By our very nature, humans are an “us versus them” kind of mammal. We are quick to judge and categorize: “he’s our kind’a people” or “she’s management.” We adapt and root for our favorite sports teams, sometimes even resorting to violence to “defend our guys.” We peg an art department against the engineers; we side with nurses over doctors; we fight with democrats against republicans; we wave our flags in a spirit of nationalism. And it doesn’t matter if we all work for the same company, heal the same patients, want the same basic rights, or live on a very small planet—we tend to take sides. So it’s no surprise that when product designers develop products the feeling of “us against the users” creeps up into the process.

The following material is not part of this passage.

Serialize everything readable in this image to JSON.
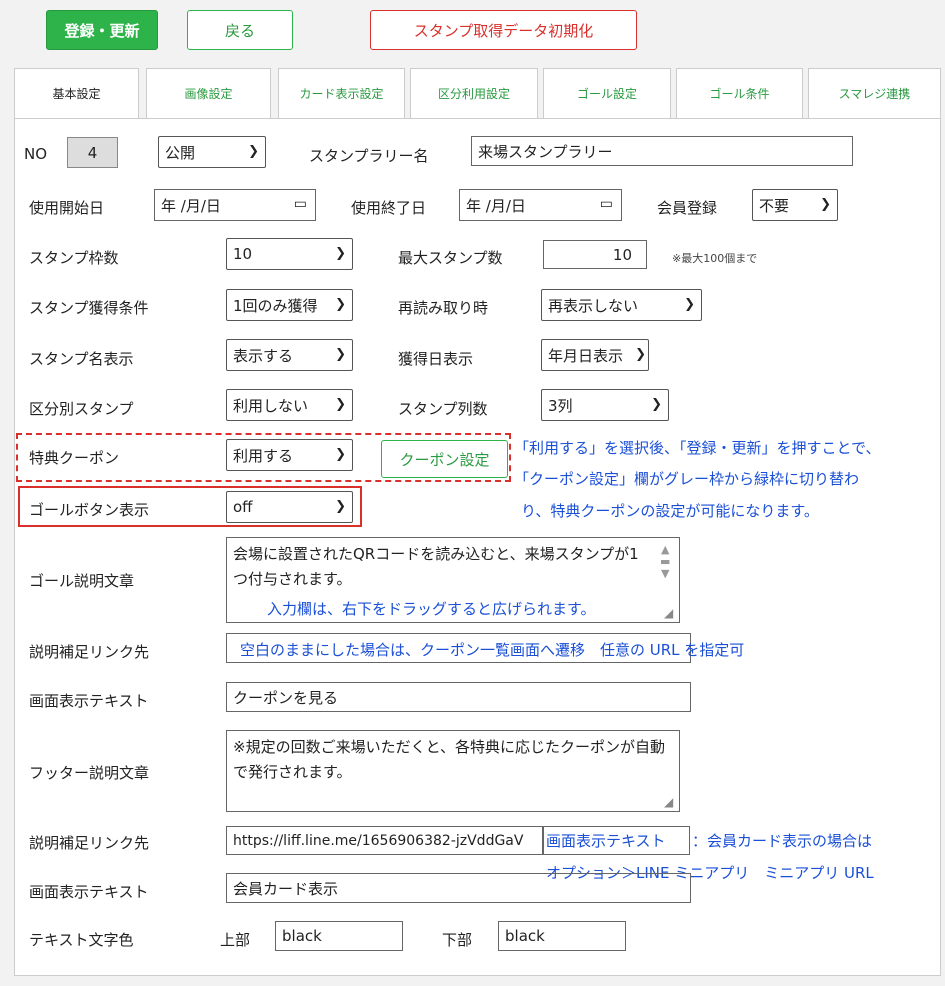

To protect the design process from these “us versus them” impulses, we can create a well-realized user personas based on the the audience taxonomy developed during the conceptual design stage of product design. For each major category in the audience taxonomy, a sample fictional user is created which embodies all of the traits in that audience category: age, profession, socio-economic background, culture and sub-culture, interests and dislikes, family status, education level, etc. But in addition to the standard description that defines a particular audience category, the sample user persona also needs to have a name and history—something that we as designers can relate to personally. So instead of talking about neurosurgeons, we start to discuss Dr. Evens: he has two small children and so needs to get home at a reasonable hour; he spends many hours per day standing in an operating room and needs good footwear; he’s left-handed and needs the interaction designed accordingly; he has a thriving practice and has to follow-up with 20 patients per day; and so on. Whatever product we design has to work for this guy, for Dr. Evens. By taking the general out of the conversation, we can feel sympathy for this one guy, one user, and as a result, we move away from blaming the users for the errors they make with our products.
Each category of users in the audience taxonomy should get a few of “Dr. Evens” as representatives of the audience’s needs, desires, strengths, and fallibility. And during the design meetings, we should be talking how we can help Dr. Evens do his job better, faster, and in a more economical way. Our products would be better for it!